Instructions for the task. All lines with the word "JSON" must be pulled from the entries below.

Exercise data.
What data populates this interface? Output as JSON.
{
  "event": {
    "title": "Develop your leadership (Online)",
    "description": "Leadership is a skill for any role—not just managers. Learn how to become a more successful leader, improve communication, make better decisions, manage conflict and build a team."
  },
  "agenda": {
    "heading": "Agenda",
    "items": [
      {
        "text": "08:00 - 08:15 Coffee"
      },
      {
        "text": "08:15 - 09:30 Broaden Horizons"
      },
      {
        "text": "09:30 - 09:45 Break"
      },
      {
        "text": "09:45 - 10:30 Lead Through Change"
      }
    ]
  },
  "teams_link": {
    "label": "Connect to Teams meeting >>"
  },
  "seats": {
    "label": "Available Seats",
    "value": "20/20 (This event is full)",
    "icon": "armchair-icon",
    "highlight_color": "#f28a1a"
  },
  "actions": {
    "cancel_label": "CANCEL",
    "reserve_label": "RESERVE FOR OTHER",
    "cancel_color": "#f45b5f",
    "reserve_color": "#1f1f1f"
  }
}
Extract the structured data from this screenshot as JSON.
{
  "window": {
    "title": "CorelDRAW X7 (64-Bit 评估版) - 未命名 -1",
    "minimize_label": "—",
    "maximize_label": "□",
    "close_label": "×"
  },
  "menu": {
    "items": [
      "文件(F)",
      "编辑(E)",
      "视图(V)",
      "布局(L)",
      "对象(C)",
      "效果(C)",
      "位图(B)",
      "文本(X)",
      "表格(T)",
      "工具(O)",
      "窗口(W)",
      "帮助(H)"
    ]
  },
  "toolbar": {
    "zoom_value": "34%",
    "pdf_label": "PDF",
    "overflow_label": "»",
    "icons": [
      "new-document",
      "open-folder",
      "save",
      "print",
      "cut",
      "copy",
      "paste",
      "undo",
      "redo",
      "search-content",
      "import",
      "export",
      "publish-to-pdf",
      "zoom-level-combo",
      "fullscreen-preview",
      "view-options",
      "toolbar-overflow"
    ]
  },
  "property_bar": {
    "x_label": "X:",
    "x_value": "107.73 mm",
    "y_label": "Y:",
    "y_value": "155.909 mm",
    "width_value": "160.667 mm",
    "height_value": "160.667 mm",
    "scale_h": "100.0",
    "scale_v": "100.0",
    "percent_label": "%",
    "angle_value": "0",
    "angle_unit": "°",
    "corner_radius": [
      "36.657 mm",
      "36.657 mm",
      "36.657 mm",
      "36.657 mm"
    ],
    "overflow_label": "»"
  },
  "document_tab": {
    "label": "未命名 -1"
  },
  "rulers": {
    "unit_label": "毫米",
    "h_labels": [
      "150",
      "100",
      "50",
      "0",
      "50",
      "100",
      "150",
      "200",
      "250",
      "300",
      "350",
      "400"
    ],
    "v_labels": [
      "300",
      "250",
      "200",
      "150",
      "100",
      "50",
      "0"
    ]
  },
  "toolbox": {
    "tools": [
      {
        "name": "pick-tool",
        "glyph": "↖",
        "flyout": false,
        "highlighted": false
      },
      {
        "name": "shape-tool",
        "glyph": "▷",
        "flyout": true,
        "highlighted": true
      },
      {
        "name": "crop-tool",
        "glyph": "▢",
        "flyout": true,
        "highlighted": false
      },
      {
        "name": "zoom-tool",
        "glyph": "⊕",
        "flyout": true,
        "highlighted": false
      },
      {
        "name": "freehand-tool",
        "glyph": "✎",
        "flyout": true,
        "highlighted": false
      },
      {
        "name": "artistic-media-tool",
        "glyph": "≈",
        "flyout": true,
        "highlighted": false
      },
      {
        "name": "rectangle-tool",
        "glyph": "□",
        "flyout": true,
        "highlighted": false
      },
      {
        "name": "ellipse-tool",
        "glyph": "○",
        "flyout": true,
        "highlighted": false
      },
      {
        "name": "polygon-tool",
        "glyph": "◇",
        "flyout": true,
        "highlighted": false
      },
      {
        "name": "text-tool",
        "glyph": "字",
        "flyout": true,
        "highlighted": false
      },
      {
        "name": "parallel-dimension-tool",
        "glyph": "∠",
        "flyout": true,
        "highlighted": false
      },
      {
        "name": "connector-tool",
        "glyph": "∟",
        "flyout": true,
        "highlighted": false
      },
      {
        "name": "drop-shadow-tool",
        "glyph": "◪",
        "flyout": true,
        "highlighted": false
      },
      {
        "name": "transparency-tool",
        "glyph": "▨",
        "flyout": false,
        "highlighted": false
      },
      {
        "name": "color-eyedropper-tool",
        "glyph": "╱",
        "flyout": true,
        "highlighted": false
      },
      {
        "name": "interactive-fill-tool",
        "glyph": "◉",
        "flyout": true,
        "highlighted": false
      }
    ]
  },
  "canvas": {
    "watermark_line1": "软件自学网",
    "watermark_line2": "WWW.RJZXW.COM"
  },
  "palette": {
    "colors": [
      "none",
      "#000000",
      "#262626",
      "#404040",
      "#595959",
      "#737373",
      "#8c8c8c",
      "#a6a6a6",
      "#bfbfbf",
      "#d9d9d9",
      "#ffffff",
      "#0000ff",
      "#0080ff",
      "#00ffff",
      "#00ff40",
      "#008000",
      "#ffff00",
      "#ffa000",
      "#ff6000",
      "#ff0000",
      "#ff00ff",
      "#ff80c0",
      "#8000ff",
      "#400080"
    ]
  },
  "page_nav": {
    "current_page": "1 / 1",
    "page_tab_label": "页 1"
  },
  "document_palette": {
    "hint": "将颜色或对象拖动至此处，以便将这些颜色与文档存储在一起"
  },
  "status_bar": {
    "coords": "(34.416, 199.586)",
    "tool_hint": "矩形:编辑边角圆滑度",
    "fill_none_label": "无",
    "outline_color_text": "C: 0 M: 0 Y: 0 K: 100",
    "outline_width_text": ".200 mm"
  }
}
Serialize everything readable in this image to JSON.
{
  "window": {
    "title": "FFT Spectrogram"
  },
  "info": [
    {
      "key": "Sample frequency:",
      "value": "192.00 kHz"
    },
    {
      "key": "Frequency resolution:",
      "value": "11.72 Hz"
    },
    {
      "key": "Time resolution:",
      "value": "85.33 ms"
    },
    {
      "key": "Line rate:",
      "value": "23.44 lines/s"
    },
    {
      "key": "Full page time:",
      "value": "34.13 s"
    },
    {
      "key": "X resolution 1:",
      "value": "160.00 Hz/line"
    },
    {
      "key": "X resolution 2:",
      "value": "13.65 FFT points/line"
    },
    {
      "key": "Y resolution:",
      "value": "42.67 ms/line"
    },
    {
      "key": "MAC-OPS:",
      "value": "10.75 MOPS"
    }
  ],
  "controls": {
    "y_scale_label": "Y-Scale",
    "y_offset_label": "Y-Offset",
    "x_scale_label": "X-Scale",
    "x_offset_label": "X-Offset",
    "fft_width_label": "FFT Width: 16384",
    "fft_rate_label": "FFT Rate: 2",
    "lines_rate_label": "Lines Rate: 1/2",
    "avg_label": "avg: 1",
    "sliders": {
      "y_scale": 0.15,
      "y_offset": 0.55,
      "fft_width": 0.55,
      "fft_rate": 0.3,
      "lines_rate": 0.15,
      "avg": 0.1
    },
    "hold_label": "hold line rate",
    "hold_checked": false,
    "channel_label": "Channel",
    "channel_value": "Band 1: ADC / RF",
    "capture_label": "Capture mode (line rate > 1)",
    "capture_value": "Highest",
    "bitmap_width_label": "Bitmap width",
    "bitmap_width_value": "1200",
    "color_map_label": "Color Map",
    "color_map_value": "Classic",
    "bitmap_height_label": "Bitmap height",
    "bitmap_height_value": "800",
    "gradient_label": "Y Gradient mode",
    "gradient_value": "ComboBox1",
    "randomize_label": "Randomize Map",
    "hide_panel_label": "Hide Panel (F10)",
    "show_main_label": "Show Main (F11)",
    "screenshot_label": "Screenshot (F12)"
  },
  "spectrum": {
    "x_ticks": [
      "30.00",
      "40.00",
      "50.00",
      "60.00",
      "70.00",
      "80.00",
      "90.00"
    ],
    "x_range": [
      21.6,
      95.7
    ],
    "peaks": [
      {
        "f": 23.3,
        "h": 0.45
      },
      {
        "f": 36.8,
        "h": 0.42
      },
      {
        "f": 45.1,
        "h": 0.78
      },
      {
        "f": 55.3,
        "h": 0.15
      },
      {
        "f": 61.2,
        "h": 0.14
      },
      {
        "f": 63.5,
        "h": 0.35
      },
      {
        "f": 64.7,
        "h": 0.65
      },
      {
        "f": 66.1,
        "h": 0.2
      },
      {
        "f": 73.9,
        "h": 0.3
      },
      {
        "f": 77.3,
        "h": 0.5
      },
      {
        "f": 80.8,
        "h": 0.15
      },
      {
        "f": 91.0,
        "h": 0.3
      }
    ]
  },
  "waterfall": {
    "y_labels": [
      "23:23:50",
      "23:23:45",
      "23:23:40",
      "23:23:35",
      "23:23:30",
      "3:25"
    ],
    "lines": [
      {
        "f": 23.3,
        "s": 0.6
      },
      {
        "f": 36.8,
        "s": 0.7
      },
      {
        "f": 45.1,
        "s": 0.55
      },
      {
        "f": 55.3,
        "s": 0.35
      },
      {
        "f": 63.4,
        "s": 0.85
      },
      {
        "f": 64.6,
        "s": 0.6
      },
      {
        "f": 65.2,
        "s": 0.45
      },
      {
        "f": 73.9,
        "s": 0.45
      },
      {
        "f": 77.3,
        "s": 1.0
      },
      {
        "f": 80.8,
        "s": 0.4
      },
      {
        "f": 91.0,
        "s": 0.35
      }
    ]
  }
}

Worked solution.
What data populates this interface? Output as JSON.
Extract the structured data from this screenshot as JSON.
Serialize everything readable in this image to JSON.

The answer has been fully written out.